DATA EXTRACT:
□ □ □ □ □

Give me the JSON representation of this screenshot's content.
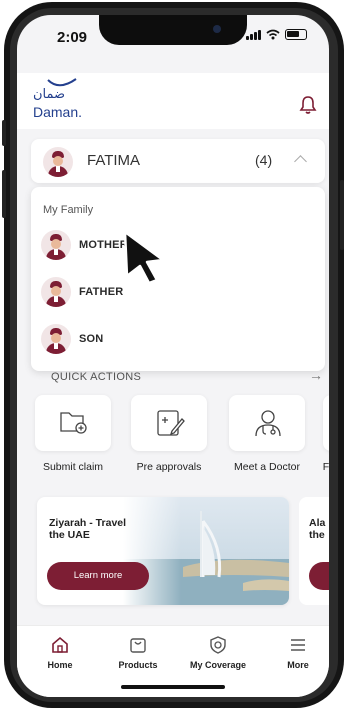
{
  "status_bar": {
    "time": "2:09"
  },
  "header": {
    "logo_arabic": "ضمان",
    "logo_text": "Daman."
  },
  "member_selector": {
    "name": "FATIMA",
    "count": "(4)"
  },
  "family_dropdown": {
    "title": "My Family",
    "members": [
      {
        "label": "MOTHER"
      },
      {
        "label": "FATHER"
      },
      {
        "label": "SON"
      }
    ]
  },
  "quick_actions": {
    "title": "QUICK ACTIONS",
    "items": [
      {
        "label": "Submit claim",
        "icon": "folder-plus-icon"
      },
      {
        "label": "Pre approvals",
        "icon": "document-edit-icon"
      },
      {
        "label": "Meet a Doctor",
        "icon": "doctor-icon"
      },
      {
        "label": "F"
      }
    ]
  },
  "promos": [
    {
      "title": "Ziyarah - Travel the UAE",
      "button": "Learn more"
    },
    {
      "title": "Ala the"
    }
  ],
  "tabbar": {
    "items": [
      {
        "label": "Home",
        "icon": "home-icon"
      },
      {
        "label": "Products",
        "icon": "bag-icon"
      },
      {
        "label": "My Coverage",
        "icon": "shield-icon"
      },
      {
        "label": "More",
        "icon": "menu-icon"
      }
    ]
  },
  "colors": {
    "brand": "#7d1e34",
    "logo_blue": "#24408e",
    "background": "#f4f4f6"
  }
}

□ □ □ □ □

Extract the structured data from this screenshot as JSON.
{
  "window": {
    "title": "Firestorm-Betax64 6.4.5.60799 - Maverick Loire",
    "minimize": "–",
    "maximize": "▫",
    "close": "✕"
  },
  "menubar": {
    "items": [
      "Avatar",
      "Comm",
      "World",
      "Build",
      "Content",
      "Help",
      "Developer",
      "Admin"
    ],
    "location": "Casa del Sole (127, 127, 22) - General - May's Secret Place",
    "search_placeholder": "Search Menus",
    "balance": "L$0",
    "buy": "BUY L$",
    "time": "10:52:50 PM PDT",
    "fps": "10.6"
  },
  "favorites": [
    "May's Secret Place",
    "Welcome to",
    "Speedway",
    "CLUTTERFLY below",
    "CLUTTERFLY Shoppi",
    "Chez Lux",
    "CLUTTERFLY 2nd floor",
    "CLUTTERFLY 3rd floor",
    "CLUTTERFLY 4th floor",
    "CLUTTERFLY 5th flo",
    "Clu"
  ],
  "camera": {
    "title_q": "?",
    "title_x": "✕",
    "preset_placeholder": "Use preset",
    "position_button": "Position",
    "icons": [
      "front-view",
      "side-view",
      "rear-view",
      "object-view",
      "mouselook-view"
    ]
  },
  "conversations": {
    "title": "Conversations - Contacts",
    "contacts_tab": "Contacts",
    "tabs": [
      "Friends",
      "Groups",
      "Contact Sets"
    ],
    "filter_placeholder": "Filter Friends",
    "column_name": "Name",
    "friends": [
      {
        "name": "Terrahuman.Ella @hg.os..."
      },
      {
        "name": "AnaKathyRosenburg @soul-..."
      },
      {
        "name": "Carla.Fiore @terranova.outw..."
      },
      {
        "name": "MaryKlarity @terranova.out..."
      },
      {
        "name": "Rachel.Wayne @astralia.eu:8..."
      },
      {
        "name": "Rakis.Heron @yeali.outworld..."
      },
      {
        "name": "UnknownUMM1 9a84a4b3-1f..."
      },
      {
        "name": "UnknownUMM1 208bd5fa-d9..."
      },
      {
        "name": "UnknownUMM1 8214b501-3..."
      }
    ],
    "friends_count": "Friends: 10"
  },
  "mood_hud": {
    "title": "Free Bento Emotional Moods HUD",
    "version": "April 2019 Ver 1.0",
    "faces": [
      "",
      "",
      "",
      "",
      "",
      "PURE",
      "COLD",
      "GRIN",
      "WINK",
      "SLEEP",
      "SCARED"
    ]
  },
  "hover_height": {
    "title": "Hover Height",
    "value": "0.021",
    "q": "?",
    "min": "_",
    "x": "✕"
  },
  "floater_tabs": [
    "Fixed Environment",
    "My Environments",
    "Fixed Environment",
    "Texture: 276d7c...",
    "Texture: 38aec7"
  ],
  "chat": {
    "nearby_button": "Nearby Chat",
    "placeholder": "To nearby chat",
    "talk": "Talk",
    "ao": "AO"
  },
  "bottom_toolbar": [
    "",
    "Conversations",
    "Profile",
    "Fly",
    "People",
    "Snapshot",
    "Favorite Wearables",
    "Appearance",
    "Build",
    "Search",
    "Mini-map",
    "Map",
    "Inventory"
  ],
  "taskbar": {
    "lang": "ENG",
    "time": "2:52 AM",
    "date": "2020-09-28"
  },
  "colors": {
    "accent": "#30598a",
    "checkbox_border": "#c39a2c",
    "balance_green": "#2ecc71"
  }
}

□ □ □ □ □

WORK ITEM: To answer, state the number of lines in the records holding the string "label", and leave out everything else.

ANSWER BOX: 11